Alumni Spotlight: Jennifer Chabriel-Amara

image of Jennifer Chrabiel-Amara

Learn more about Jennifer Chabriel-Amara, a UOTeach (’15) alumna, through our Alumni Spotlight series.

“We need teachers who want to help each student feel valued and connected so that they can learn how to think critically and contribute to society.” – Jennifer Chabriel-Amara

Meet Jennifer, a UOTeach alumna who uses her teaching to inspire students in math and STEM. After almost a decade as a teacher, Jennifer acknowledges how influential the UOTeach program was in shaping her approach to teaching mathematics. In her classroom, she has seen the benefits of phasing out lecture-style teaching methods and instead empowering students to take charge of their own learning through collaborative group work and facilitator teaching.

Jennifer has discovered the value of students developing "math confidence" through problem-solving, pattern recognition, and exploration. 

Her favorite moments as a teacher are when a students' faces light up when they understand something they have been struggling with and watching them enjoy what they are learning in a collaborative, encouraging environment.

How did you choose a career in education? Did you always know you wanted to be a teacher?

Growing up, I wasn’t sure what I wanted to be, but I was certain of one thing—I did not want to be a teacher. But life often turns us around. 

One day, after being in the Navy, tutoring in college, raising my young children, and working at an alternative residential school, I realized I loved teaching. I realized I had a gift and I decided I wanted to become a teacher. So, I signed up for UOTeach and have never looked back. 

We need teachers who want to help each student feel valued and connected so that they can learn how to think critically and contribute to society.

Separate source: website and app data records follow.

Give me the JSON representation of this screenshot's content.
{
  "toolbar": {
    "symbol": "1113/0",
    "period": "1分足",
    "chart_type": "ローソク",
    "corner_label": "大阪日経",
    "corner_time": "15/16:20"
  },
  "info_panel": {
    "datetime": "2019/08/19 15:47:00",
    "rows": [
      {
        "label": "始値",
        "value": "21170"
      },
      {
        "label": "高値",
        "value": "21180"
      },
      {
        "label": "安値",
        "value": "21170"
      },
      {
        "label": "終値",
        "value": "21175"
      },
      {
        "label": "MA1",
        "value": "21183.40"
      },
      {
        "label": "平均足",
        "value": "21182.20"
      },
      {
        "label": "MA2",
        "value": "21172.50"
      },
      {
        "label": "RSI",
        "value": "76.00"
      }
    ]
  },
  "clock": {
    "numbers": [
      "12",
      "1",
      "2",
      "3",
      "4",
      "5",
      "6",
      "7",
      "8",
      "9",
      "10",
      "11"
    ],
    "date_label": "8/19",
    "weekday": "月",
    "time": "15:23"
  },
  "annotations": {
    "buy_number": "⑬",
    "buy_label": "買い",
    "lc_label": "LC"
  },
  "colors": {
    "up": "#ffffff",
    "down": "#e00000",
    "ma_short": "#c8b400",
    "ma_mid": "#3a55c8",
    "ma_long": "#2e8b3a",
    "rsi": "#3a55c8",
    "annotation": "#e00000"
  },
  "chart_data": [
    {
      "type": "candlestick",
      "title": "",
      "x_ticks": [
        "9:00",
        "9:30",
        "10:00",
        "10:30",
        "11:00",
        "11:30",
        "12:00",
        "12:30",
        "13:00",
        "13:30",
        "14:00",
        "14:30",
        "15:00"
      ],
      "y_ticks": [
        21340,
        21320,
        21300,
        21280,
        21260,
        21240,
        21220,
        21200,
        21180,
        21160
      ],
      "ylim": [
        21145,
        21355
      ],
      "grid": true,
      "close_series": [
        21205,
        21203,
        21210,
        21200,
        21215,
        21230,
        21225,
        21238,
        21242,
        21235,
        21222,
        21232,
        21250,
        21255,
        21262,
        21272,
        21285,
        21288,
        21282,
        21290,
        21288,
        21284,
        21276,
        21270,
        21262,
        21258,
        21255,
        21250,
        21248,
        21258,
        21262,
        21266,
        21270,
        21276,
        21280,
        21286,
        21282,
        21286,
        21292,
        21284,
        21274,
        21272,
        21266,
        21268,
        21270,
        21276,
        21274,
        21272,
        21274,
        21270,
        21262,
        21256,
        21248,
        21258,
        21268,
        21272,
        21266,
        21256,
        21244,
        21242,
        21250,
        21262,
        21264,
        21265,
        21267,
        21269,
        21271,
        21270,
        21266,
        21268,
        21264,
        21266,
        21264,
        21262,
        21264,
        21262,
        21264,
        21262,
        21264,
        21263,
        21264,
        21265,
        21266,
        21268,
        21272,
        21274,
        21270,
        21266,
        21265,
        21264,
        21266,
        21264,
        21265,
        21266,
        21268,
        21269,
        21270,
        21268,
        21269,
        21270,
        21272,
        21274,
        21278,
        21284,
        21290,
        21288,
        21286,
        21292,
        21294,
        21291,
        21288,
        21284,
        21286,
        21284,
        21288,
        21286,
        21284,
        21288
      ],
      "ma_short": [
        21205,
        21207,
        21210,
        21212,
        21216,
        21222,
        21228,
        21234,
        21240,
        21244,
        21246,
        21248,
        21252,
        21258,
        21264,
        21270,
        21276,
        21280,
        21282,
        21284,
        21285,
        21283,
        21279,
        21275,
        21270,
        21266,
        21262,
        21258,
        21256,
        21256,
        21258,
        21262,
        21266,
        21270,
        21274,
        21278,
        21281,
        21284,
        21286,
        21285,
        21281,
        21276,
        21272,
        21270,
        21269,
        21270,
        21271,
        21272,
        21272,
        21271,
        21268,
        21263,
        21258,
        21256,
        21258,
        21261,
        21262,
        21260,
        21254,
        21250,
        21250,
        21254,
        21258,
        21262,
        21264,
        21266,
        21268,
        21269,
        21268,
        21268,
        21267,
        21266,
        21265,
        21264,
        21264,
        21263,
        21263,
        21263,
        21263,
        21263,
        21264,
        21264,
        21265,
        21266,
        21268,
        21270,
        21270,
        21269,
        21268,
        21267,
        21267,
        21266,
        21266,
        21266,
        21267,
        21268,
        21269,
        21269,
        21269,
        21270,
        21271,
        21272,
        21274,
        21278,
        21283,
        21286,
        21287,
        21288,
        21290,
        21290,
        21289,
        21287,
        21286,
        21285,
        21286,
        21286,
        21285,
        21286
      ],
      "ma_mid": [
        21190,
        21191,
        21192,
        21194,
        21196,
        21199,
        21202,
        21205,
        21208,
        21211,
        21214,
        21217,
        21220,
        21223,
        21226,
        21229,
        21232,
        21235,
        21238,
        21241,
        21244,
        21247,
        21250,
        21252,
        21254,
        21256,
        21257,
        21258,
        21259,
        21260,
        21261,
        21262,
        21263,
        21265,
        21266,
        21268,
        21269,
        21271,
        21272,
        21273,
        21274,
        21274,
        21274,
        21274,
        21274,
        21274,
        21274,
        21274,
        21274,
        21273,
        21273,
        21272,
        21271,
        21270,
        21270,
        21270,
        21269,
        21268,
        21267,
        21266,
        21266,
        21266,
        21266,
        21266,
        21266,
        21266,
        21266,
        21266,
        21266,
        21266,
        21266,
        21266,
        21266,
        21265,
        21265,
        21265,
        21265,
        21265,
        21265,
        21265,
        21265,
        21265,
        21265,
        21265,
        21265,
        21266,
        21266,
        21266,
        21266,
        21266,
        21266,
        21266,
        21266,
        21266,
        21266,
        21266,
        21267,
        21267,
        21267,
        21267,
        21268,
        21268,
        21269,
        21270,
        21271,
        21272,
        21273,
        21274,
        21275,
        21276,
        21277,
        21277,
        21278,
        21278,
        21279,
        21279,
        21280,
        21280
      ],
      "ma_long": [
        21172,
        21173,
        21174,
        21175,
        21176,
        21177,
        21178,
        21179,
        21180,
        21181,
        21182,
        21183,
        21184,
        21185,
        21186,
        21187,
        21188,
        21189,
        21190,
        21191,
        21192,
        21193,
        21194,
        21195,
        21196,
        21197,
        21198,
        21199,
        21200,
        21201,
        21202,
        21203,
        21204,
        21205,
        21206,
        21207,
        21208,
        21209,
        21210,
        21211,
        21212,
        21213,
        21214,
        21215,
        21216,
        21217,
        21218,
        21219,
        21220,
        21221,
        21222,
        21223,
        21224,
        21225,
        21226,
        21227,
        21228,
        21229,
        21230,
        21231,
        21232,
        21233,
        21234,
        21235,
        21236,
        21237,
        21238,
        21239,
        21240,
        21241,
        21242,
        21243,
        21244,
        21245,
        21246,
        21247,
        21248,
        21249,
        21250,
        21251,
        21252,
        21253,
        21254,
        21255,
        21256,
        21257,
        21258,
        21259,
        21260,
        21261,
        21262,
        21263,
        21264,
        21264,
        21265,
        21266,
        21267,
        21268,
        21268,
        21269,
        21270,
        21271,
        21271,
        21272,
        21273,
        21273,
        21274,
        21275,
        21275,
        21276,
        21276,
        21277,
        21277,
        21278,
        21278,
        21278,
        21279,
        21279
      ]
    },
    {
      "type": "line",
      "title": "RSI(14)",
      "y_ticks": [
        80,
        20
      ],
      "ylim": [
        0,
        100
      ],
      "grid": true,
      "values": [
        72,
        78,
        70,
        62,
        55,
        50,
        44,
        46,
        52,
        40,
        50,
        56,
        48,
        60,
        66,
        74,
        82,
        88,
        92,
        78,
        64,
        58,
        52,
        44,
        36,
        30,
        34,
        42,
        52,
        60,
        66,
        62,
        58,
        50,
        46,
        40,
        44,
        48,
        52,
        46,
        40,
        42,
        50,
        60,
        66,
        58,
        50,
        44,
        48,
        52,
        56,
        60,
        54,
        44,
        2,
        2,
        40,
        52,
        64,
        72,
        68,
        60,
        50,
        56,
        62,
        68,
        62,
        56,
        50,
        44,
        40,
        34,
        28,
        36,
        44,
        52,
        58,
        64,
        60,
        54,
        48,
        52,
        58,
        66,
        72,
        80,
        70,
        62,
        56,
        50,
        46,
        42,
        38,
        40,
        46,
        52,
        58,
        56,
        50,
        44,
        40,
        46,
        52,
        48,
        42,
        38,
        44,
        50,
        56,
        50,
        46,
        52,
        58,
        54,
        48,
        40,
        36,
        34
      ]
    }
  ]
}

I thought, I could be someone who inspires a student to solve a world problem just because I believed in them. A student who might have wanted to give up on math or STEM might instead go on to cure cancer! I like to believe everything I do makes a ripple in the world, even if it is small. Like the poem “It Matters to this One,” I hope to at least help the students I teach. 

How did the UOTeach program prepare you to serve students?

In the Science and Math cohort, we were given opportunities to experience group work from the student perspective and shown various techniques that could help facilitate this mode of education. Math is often taught in the form of direct instruction and lecture format, but at UOTeach, we were introduced to ways that students can be in control of their own learning. This opened my mind to new ways to teach, especially with the use of group work and facilitator teaching. All these things contributed to changing how I thought math should or could be taught. Further, I became comfortable with trying new things, making mistakes, and growing. 

What is your favorite thing about teaching math?

In my class I have been so fortunate to experience, almost daily, students' excitement when they figure something out. The moment they exclaim “oh!” and their face lights up. I love looking around my room to see my students actively engaged and overhearing math conversations where they teach each other, laugh, and enjoy the process. My favorite moments are those “oh” moments and watching their math confidence grow. 

What are the biggest challenges facing students today in learning and understanding mathematics?

One of the greatest challenges is the mindset students come with. We have to help them believe in themselves and gain math confidence. There is also the fear of making mistakes and how others see them. I try to help everyone realize that going slow, or taking time to ask questions, is not a bad thing.

Another challenge we face are gaps in education. In many math classes, there is a lot of focus on the procedural, which is based in memorization and often does not stick. I think it’s important to mix in discovery, pattern recognition, and problem solving so if students forget the procedural, they still have a way to find the answer. I believe this method is more beneficial for students in the long run. Having the skills to derive a formula or to problem solve and find a solution are often more important than memorization.

Student apathy is also a challenge. I want to reinvigorate students’ love of learning and not focus on the grade. Too much focus on grades instead of learning results in students who retain much less of the subject matter. When we shift to subject mastery focus, understanding and retention increase.

Finally, we have to focus on building relationships. As Theodore Roosevelt said, “no one cares how much you know, until they know how much you care.” We cannot just teach our subject; I believe we must care about the whole student using restorative practices and encourage them in every way. Then, the math comes naturally and becomes fun.